"If by Dull Rhymes" is one of the last sonnets Keats ever composed, and by critical consensus one of the most stylistically anomalous. Taken together, the three that followed in June, October, and November of 1819 constituted a return to traditional forms: "The House of Mourning" is roughly Petrarchan, and both "The Day Is Gone" and "I Cry Your Mercy, Pity, Love" are programmatically Shakespearean. If the form of these sonnets is conventional, their internal dynamics are anything but. The poems are syntactically garbled; they read like catalogues and lend the impression of being written rapidly and carelessly. The last sonnets strain at the edge of sense and indicate that by this time in his career Keats had exhausted the sonnet as a vehicle for expressing coherent poetic meaning. Indeed, they echo the free style of Keats's letters; one feels that the speaker of his earlier works has given way to the poet himself, who now speaks in propria persona.
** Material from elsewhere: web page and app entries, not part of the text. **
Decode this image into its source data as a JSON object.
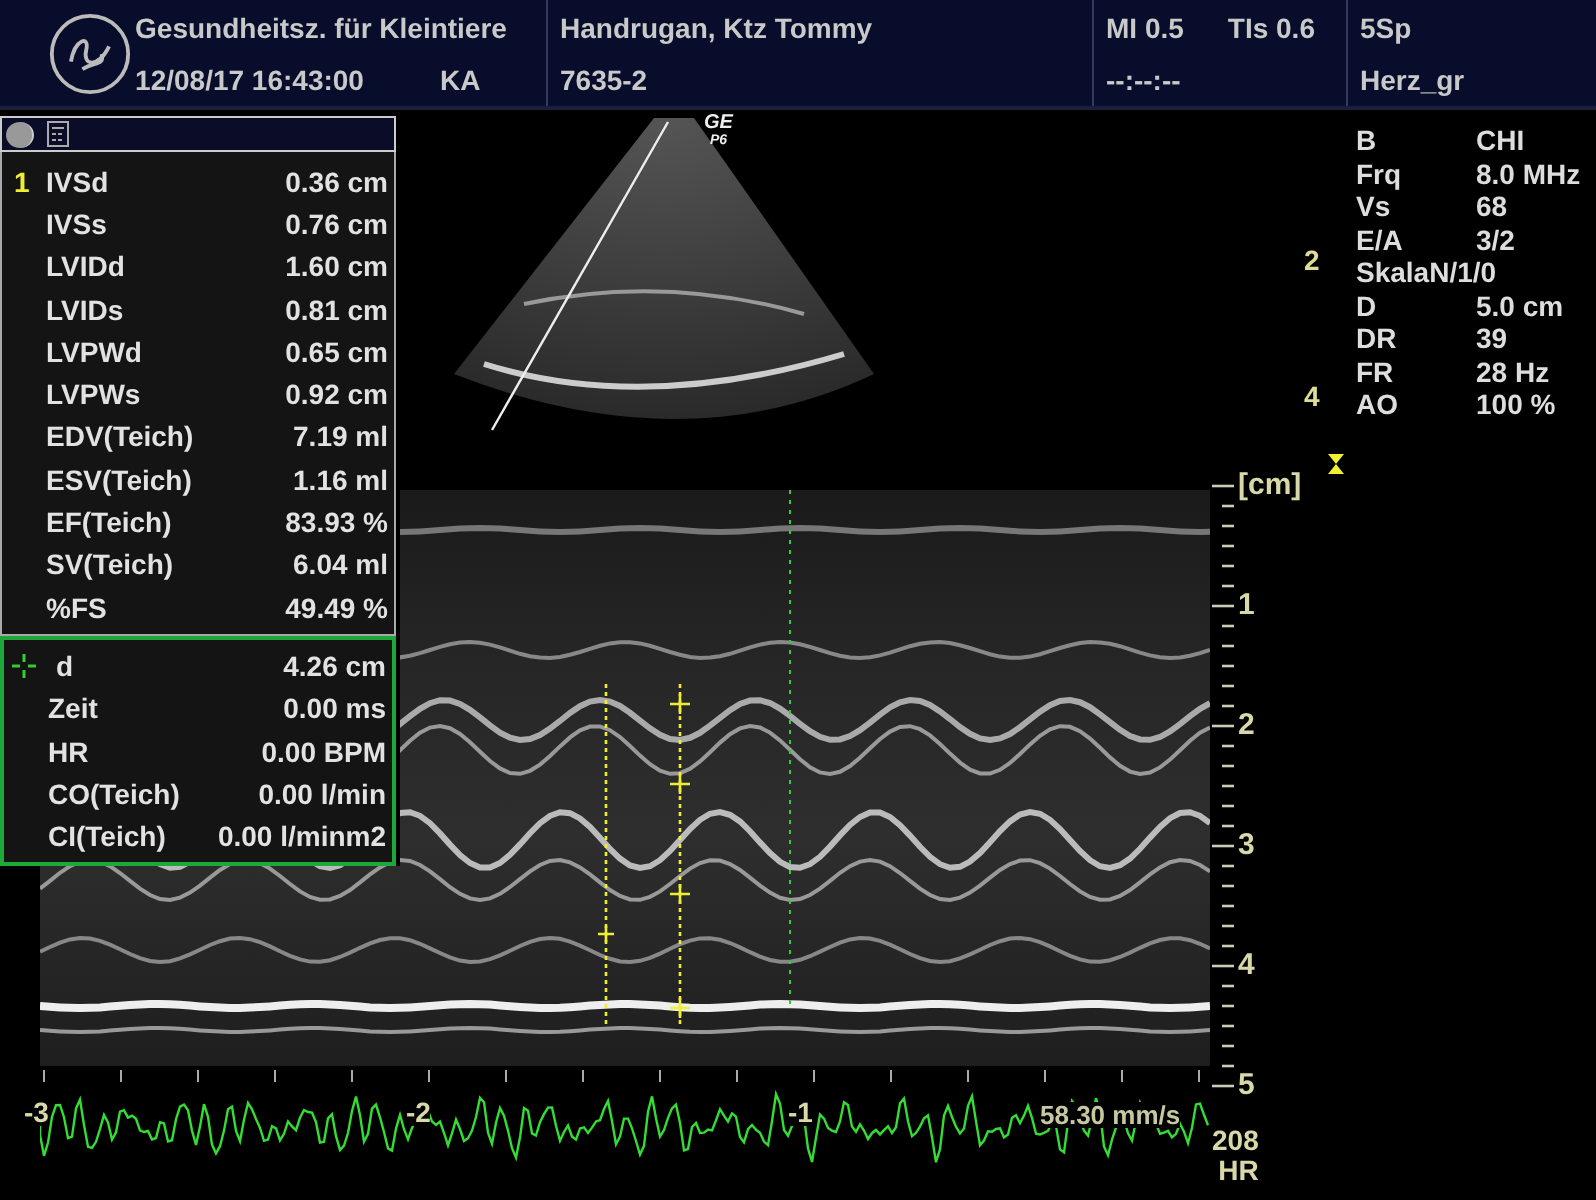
{
  "header": {
    "clinic": "Gesundheitsz. für Kleintiere",
    "datetime": "12/08/17 16:43:00",
    "operator": "KA",
    "patient_name": "Handrugan, Ktz Tommy",
    "patient_id": "7635-2",
    "mi": "MI 0.5",
    "tis": "TIs 0.6",
    "timer": "--:--:--",
    "probe": "5Sp",
    "preset": "Herz_gr"
  },
  "measurements": {
    "marker": "1",
    "rows": [
      {
        "label": "IVSd",
        "value": "0.36 cm"
      },
      {
        "label": "IVSs",
        "value": "0.76 cm"
      },
      {
        "label": "LVIDd",
        "value": "1.60 cm"
      },
      {
        "label": "LVIDs",
        "value": "0.81 cm"
      },
      {
        "label": "LVPWd",
        "value": "0.65 cm"
      },
      {
        "label": "LVPWs",
        "value": "0.92 cm"
      },
      {
        "label": "EDV(Teich)",
        "value": "7.19 ml"
      },
      {
        "label": "ESV(Teich)",
        "value": "1.16 ml"
      },
      {
        "label": "EF(Teich)",
        "value": "83.93 %"
      },
      {
        "label": "SV(Teich)",
        "value": "6.04 ml"
      },
      {
        "label": "%FS",
        "value": "49.49 %"
      }
    ]
  },
  "caliper_results": {
    "rows": [
      {
        "label": "d",
        "value": "4.26 cm"
      },
      {
        "label": "Zeit",
        "value": "0.00 ms"
      },
      {
        "label": "HR",
        "value": "0.00 BPM"
      },
      {
        "label": "CO(Teich)",
        "value": "0.00 l/min"
      },
      {
        "label": "CI(Teich)",
        "value": "0.00 l/minm2"
      }
    ]
  },
  "sector": {
    "logo": "GE",
    "probe": "P6"
  },
  "parameters": [
    {
      "name": "B",
      "value": "CHI"
    },
    {
      "name": "Frq",
      "value": "8.0 MHz"
    },
    {
      "name": "Vs",
      "value": "68"
    },
    {
      "name": "E/A",
      "value": "3/2"
    },
    {
      "name": "SkalaN/1/0"
    },
    {
      "name": "D",
      "value": "5.0 cm"
    },
    {
      "name": "DR",
      "value": "39"
    },
    {
      "name": "FR",
      "value": "28 Hz"
    },
    {
      "name": "AO",
      "value": "100 %"
    }
  ],
  "sector_depth_labels": [
    "2",
    "4"
  ],
  "depth_scale": {
    "unit": "[cm]",
    "labels": [
      "1",
      "2",
      "3",
      "4",
      "5"
    ]
  },
  "time_labels": [
    "-3",
    "-2",
    "-1"
  ],
  "sweep_speed": "58.30 mm/s",
  "heart_rate": {
    "value": "208",
    "unit": "HR"
  }
}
"If by Dull Rhymes," one of Keats's most carefully wrought and least-inspected sonnets, appears to function in precisely the opposite way. What emerges inside this sonnet is strictly controlled and arranged. Havoc is wreaked instead on its rhyme scheme, where the poet teases us with echoes of the Petrarchan and Shakespearean forms only to confound our expectations by jumbling the end rhymes into a slyly subversive nonpattern:
If by dull rhymes our English must be chain'd, And, like Andromeda, the sonnet sweet Fetter'd, in spite of pained loveliness; Let us find out, if we must be constrain'd, Sandals more interwoven and complete To fit the naked foot of Poesy; Let us inspect the lyre, and weigh the stress Of every chord, and see what may be gain'd By ear industrious, and attention meet; Misers of sound and syllable, no less Than Midas of his coinage, let us be Jealous of dead leaves in the bay wreath crown; So, if we may not let the muse be free, She will be bound with garlands of her own.(1)
If we are anticipating Wordsworth's comfortable "pastime," the peaceful and reassuring space of "brief solace" that he delineates in his own manifesto on sonnets, "Nuns Fret Not" (1807; lines 10, 14), we will be sorely disappointed here. Where Wordsworth describes a happy capitulation to the sonnet form (even naturalizing its artificial structure by alluding to the bees in their "foxglove bells" [line 7]), Keats attempts to write his way out of the sonnet, as if it was indeed the prison Wordsworth so blithely denies it to be. Where Wordsworth retires to "the Sonnet's scanty plot of ground" (line 11) as if it were a cottage, or the peaceful confines of an English garden, Keats is far more ambivalent about the prospects of poetic structure. He appears to take up the sonnet only grudgingly ("If by dull rhymes our English must be chain'd" [italics mine]) and advocates experimentation and bard work. His rhyme scheme, abcabdcabcdede, is purposefully muddled, promising a Shakespearean beginning and a Petrarchan end, but deceiving us in both instances. The abc rhymes chase each other down the edge of the poem but never really amount to anything. The Shakespearean f and g rhymes are abandoned, and the concluding two lines confuse rather than sum up or enlighten. In fact, if we are looking for reassurance at line's end, we will seldom find it. Most of the sonnet's excitement happens inside and involves internal rhymes, half rhymes, echoings, alliteration, assonance, and consonance. The poem works by subtle similarities of sound, rather than by formal, "chiming" rhyme.(2)
What is interesting about the sonnet's critical history is the extent to which--guided by Keats's own gloss of the poem(3) in his letter to his brother George--readers have focused exclusively on the poem's technical …